[Exercise data]
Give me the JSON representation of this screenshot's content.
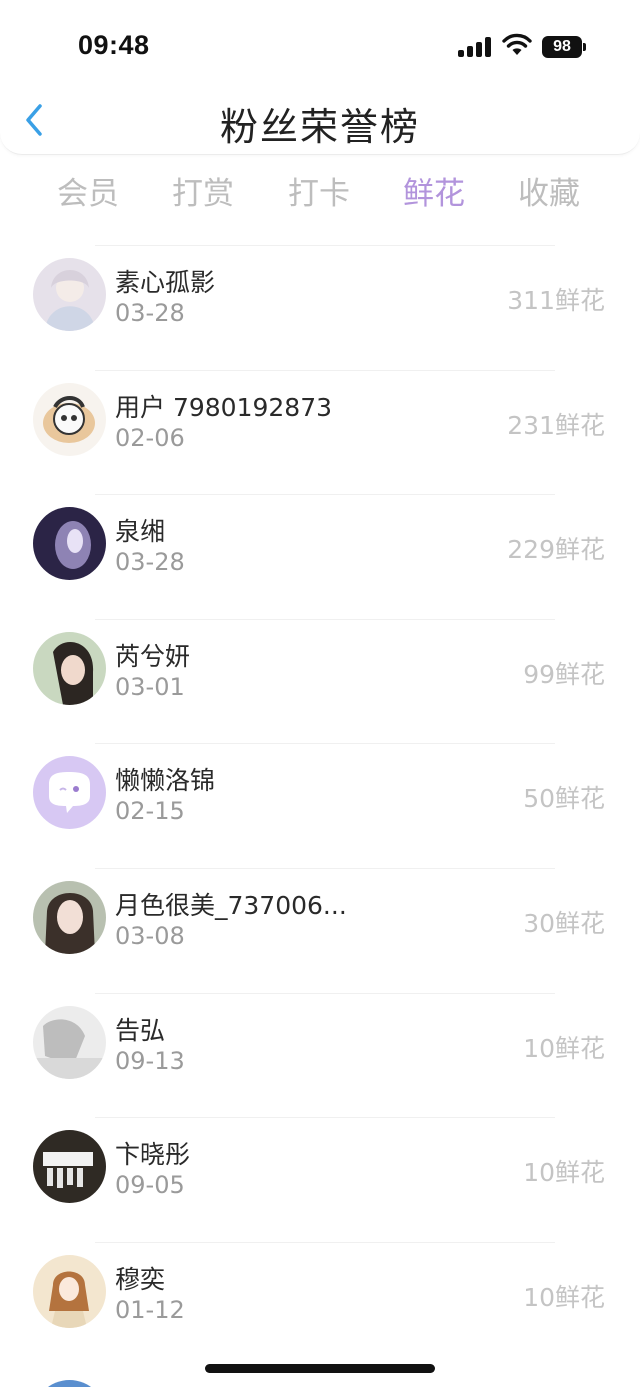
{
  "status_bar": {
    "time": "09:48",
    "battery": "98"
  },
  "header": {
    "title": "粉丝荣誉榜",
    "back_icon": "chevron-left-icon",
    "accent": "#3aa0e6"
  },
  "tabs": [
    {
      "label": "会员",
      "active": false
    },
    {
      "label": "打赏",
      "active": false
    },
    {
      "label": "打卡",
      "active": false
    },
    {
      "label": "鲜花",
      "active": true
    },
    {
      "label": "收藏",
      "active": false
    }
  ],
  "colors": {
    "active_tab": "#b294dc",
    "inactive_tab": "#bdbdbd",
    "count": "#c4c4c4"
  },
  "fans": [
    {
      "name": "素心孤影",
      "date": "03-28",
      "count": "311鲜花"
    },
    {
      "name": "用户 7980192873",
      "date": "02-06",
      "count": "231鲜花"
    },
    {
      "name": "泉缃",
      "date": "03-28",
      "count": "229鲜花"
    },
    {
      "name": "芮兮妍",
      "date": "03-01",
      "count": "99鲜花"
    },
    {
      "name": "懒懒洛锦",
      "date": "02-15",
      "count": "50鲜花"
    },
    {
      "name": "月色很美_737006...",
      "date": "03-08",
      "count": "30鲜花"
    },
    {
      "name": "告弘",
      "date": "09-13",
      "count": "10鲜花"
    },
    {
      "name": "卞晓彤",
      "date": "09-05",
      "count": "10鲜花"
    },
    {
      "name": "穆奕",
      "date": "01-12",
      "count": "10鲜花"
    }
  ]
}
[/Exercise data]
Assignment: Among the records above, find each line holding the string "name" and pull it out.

Response:
      "name": "素心孤影",
      "name": "用户 7980192873",
      "name": "泉缃",
      "name": "芮兮妍",
      "name": "懒懒洛锦",
      "name": "月色很美_737006...",
      "name": "告弘",
      "name": "卞晓彤",
      "name": "穆奕",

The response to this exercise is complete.